What better analogy to use than that of relationships and sexual interaction with the opposite gender? We've all had people tell us that a certain highly attractive and/or extremely accomplished person is "out of our league", which is mostly used in terms of the sex appeal of that person, but sometimes also with respect to that person's life and career achievements that happen to be far greater than yours (e.g. being a CEO of a big tech firm, having a few bestselling books, appearing on Oprah, and so on). Applying the lessons that I learned from football regarding mentality, I choose to never fear this person or place her on a pedestal. I will absolutely show her the respect that she deserves, but I'm not going to be the person to sacrifice five goats on an altar I made in her honor just because of her awe-inspiring status.

This obviously does not mean that my behavior is guaranteed to "win" this person over or that it will instantly woo her.  Of course not. Such a high value and extremely attractive person will be hot property, which means that I would face immense competition for this person's sexual attention and that, as a result, the odds wouldn't be much in my favor. My point is simply that no matter if I eventually "win" or "lose", I will never enter such interactions from a place of self-deprecation. Because where's the honor in that?

Fear no challenge greater than yourself because remember, every game starts 0-0.

The Dark Side

No, not that dark side.

The dark side is something that I've both felt while playing football and noticed while watching it. Here, I'll just quote Tim Grover himself:

You cannot be great, you cannot be unstoppable, you cannot be special unless you have a dark side and you know how to harness it.

The dark side is something that’s unique to each individual. It’s what fuels and drives that person and that’s unique to you. You’re not willing to share [it] with anybody, it’s special to what you do and you’ve learned to control it and to harness it.
— Tim Grover (from Episode 636 of 'The Art of Charm'; Minute 27)

Like everyone else in the world, I too have experienced and harbored anger and darkness in my heart.

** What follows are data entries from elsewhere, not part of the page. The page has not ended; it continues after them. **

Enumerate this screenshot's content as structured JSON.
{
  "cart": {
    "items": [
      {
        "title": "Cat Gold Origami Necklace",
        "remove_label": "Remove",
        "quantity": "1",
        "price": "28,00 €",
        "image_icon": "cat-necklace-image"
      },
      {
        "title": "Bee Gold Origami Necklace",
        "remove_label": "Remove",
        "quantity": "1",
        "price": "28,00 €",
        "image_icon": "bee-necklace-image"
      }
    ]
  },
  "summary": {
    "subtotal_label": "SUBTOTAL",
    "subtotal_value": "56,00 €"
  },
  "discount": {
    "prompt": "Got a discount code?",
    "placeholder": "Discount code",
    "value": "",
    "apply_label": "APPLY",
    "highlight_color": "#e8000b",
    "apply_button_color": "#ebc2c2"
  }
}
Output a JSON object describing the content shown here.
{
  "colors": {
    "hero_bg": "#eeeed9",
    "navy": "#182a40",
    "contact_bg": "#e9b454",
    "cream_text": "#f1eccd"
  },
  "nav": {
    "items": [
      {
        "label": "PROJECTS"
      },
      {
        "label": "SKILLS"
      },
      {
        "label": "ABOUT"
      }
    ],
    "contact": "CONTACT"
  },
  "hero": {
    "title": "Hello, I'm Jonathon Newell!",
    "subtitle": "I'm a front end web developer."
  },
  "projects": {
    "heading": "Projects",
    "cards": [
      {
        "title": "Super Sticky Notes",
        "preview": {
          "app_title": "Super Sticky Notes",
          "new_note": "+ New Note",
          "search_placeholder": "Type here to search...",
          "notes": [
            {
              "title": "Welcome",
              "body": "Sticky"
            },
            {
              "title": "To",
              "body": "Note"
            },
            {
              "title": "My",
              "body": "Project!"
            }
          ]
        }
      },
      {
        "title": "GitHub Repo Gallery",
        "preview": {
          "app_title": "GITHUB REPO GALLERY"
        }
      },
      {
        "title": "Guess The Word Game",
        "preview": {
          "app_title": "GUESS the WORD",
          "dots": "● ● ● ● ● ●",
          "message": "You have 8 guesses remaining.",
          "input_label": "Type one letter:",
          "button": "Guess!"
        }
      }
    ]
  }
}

As is always the case, this is for a whole host of reasons: insecurity, sadness, feeling "wronged" by life and the injustices from life's events, personal failures, and so on. But adequately describing this feeling was almost impossible for me. Sure, it was anger, but it was far more mature than the crazy "I'm going to beat someone up and/or shoot someone" anger. I just couldn't figure it out.

Until I finally found someone that perfectly described it.

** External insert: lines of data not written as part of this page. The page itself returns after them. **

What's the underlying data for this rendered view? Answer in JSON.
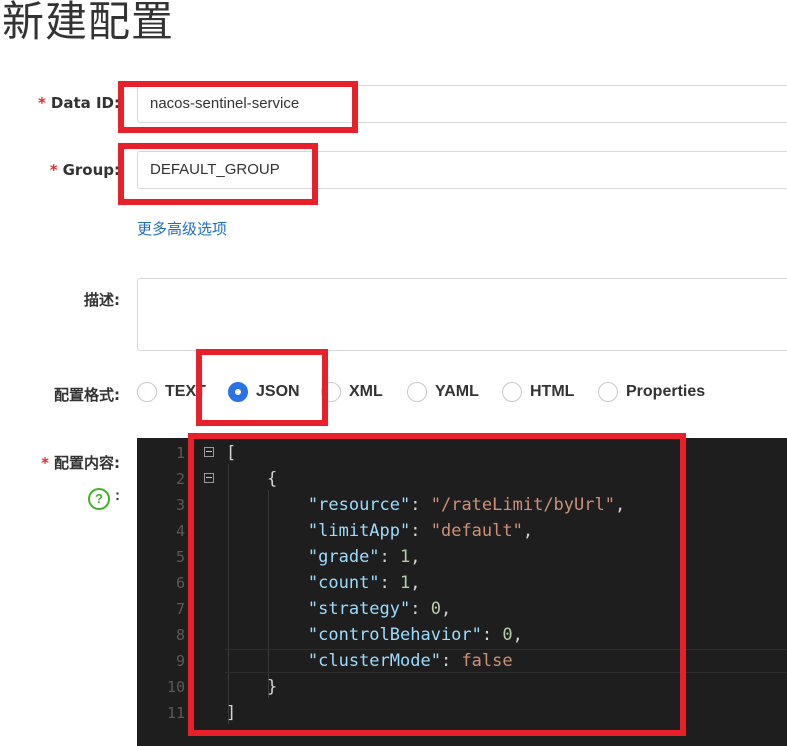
{
  "page": {
    "title": "新建配置"
  },
  "form": {
    "data_id": {
      "required_mark": "*",
      "label": "Data ID:",
      "value": "nacos-sentinel-service"
    },
    "group": {
      "required_mark": "*",
      "label": "Group:",
      "value": "DEFAULT_GROUP"
    },
    "advanced_link": "更多高级选项",
    "description": {
      "label": "描述:",
      "value": ""
    },
    "format": {
      "label": "配置格式:",
      "options": [
        "TEXT",
        "JSON",
        "XML",
        "YAML",
        "HTML",
        "Properties"
      ],
      "selected": "JSON"
    },
    "content": {
      "required_mark": "*",
      "label": "配置内容:",
      "help_icon": "question-circle-icon",
      "help_colon": ":"
    }
  },
  "editor": {
    "line_numbers": [
      "1",
      "2",
      "3",
      "4",
      "5",
      "6",
      "7",
      "8",
      "9",
      "10",
      "11"
    ],
    "fold_icon": "collapse-minus-icon",
    "lines": [
      {
        "indent": "",
        "k": "",
        "p1": "",
        "v": "",
        "p2": "["
      },
      {
        "indent": "    ",
        "k": "",
        "p1": "",
        "v": "",
        "p2": "{"
      },
      {
        "indent": "        ",
        "k": "\"resource\"",
        "p1": ": ",
        "v": "\"/rateLimit/byUrl\"",
        "vt": "s",
        "p2": ","
      },
      {
        "indent": "        ",
        "k": "\"limitApp\"",
        "p1": ": ",
        "v": "\"default\"",
        "vt": "s",
        "p2": ","
      },
      {
        "indent": "        ",
        "k": "\"grade\"",
        "p1": ": ",
        "v": "1",
        "vt": "n",
        "p2": ","
      },
      {
        "indent": "        ",
        "k": "\"count\"",
        "p1": ": ",
        "v": "1",
        "vt": "n",
        "p2": ","
      },
      {
        "indent": "        ",
        "k": "\"strategy\"",
        "p1": ": ",
        "v": "0",
        "vt": "n",
        "p2": ","
      },
      {
        "indent": "        ",
        "k": "\"controlBehavior\"",
        "p1": ": ",
        "v": "0",
        "vt": "n",
        "p2": ","
      },
      {
        "indent": "        ",
        "k": "\"clusterMode\"",
        "p1": ": ",
        "v": "false",
        "vt": "s",
        "p2": ""
      },
      {
        "indent": "    ",
        "k": "",
        "p1": "",
        "v": "",
        "p2": "}"
      },
      {
        "indent": "",
        "k": "",
        "p1": "",
        "v": "",
        "p2": "]"
      }
    ]
  },
  "colors": {
    "highlight": "#e8202a",
    "radio_selected": "#2a73e6",
    "link": "#1f6fc5",
    "required": "#e62e2e",
    "help": "#43b02a",
    "editor_bg": "#1e1e1e"
  }
}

Forget about passion, forget about inner drive. You know what you have to have? You gotta have obsession. Because when you have passion, you can be passionate about a lot of things; you can have inner drive about a lot of things.

But these individuals, whether they are CEOs of companies or athletes, they are obsessed about one thing and one thing only: when they put their mind into that obsession, then the inner drive comes because that obsession is what’s fueling them.
— Tim Grover (from Episode 636 of 'The Art of Charm'; Minute 28:30)

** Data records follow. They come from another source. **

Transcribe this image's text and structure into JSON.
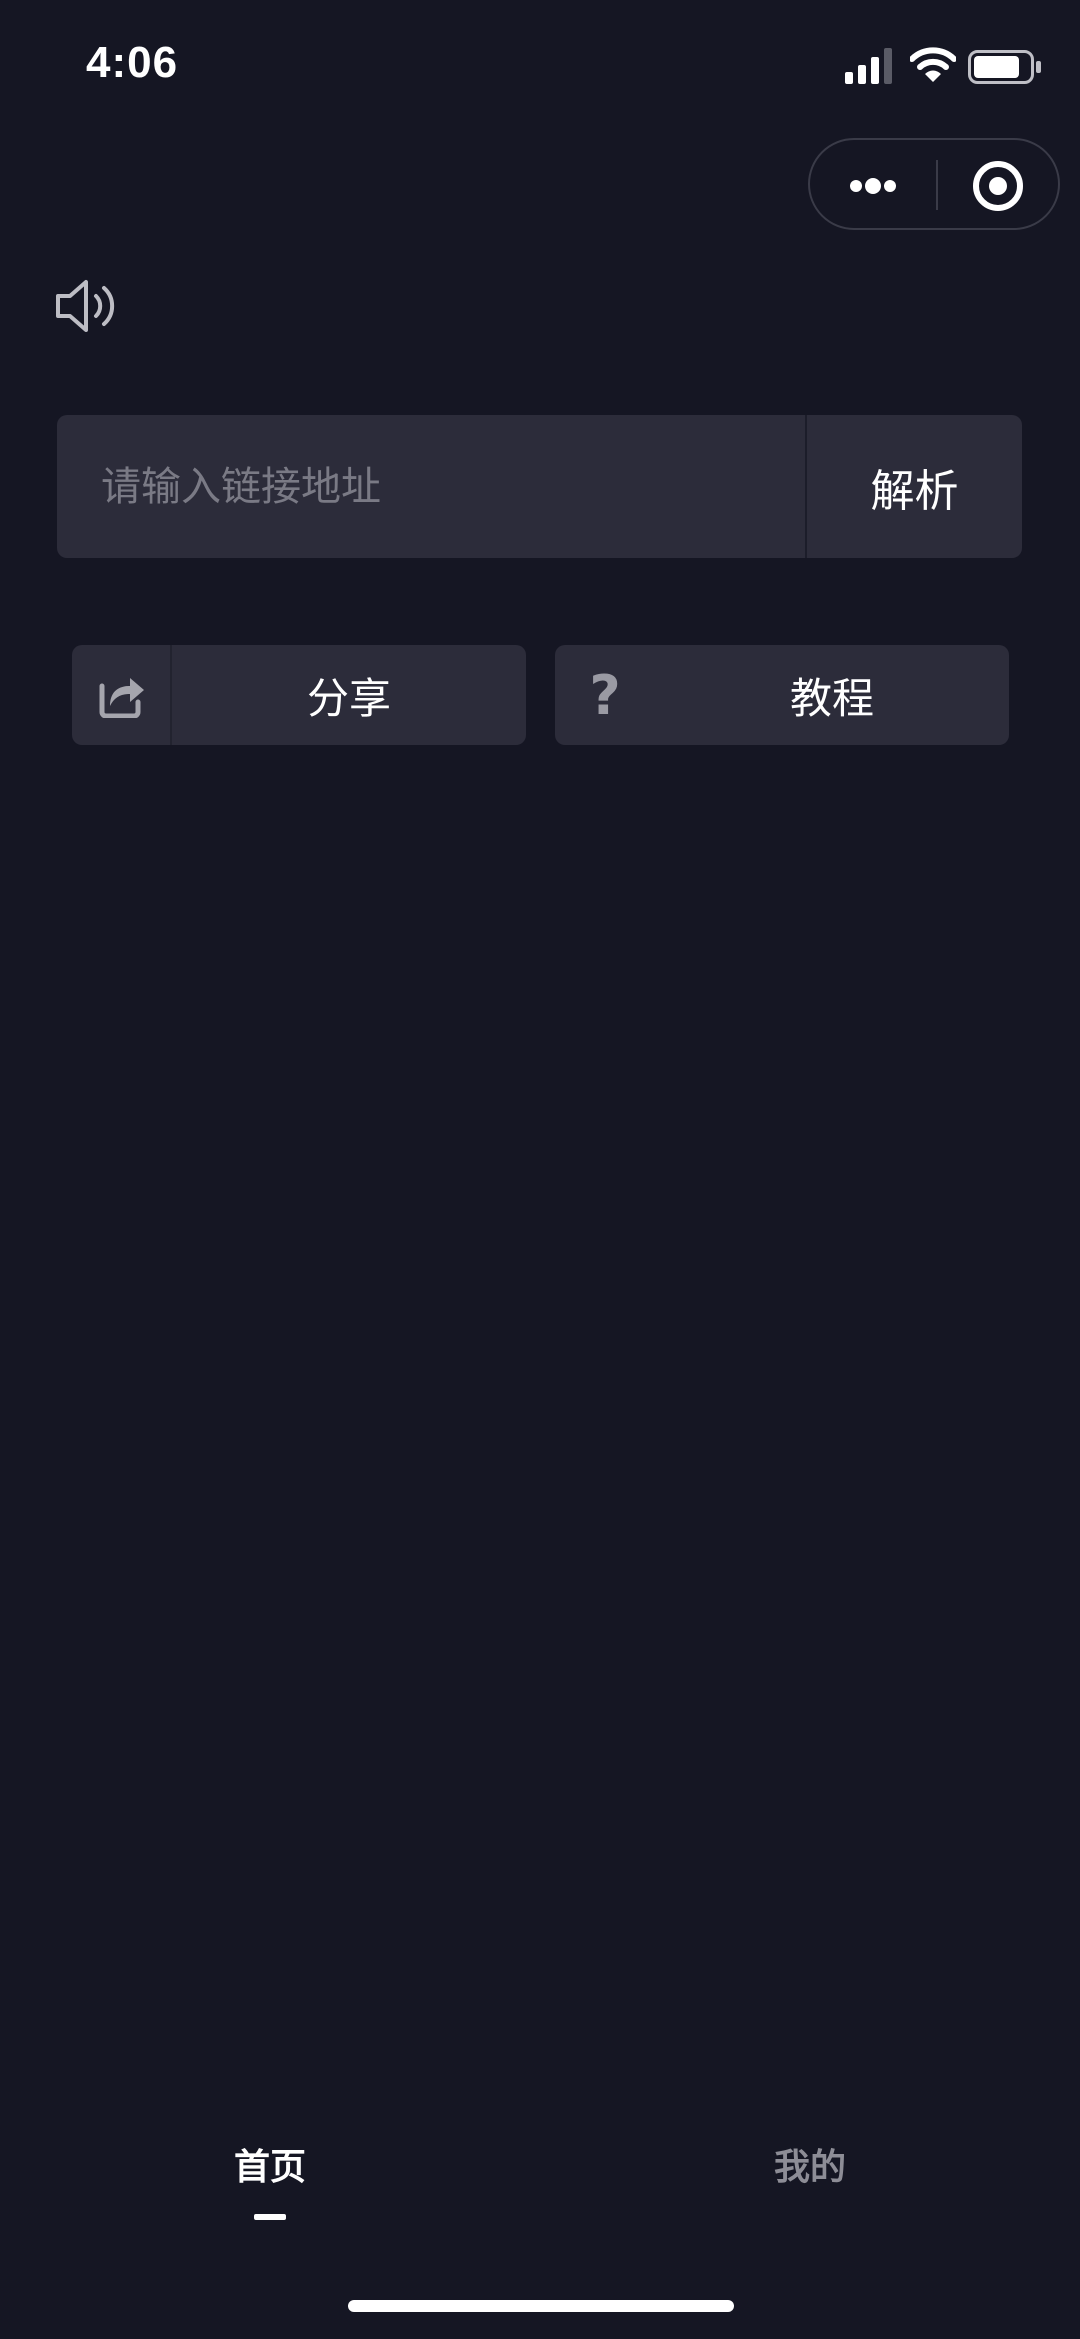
{
  "status_bar": {
    "time": "4:06",
    "icons": [
      "signal-icon",
      "wifi-icon",
      "battery-icon"
    ]
  },
  "capsule": {
    "icons": [
      "more-dots-icon",
      "close-target-icon"
    ]
  },
  "speaker": {
    "icon": "speaker-icon"
  },
  "search": {
    "placeholder": "请输入链接地址",
    "value": "",
    "button_label": "解析"
  },
  "actions": {
    "share_label": "分享",
    "share_icon": "share-icon",
    "tutorial_label": "教程",
    "tutorial_icon": "question-icon",
    "tutorial_glyph": "?"
  },
  "tabs": {
    "home_label": "首页",
    "mine_label": "我的",
    "active": "home"
  },
  "colors": {
    "background": "#151623",
    "surface": "#2c2c3a",
    "text": "#ffffff",
    "placeholder": "#7a7a85",
    "inactive_tab": "#8d8d96"
  }
}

Football taught me how to harness that anger — that dark side — and turn it into something productive. More than that though, football made me understand that dark side.

It's much more nuanced than mere "passion." It's anger. It's frustration. It's a raging obsession with winning. It's a fucking warrior mentality. It's a raw, untapped, and limitless mass of energy that is desperate to be put to productive use. In fact, when players score those crucial goals in big games and we see their explosive screams of celebration, what I see is the outward manifestation of that dark side.

And as Tim Grover said, the dark side is something truly relentless. Similar to the elements of a winning mentality, it's an obsession with victory and, as a result, a winning mentality and the dark side have a perfectly harmonious relationship.

That said, tread with caution. The dark side is a mentality that needs to be controlled, otherwise it will make you succumb to darkness. If you become blinded by rage and petulance, the dark side no longer fuels you, but instead utterly destroys you. Hence, just as the Avatar showed, the greatest power comes from combining this relentless energy with the purest mental clarity, tranquility, and focus.

See you, Space Cowboy.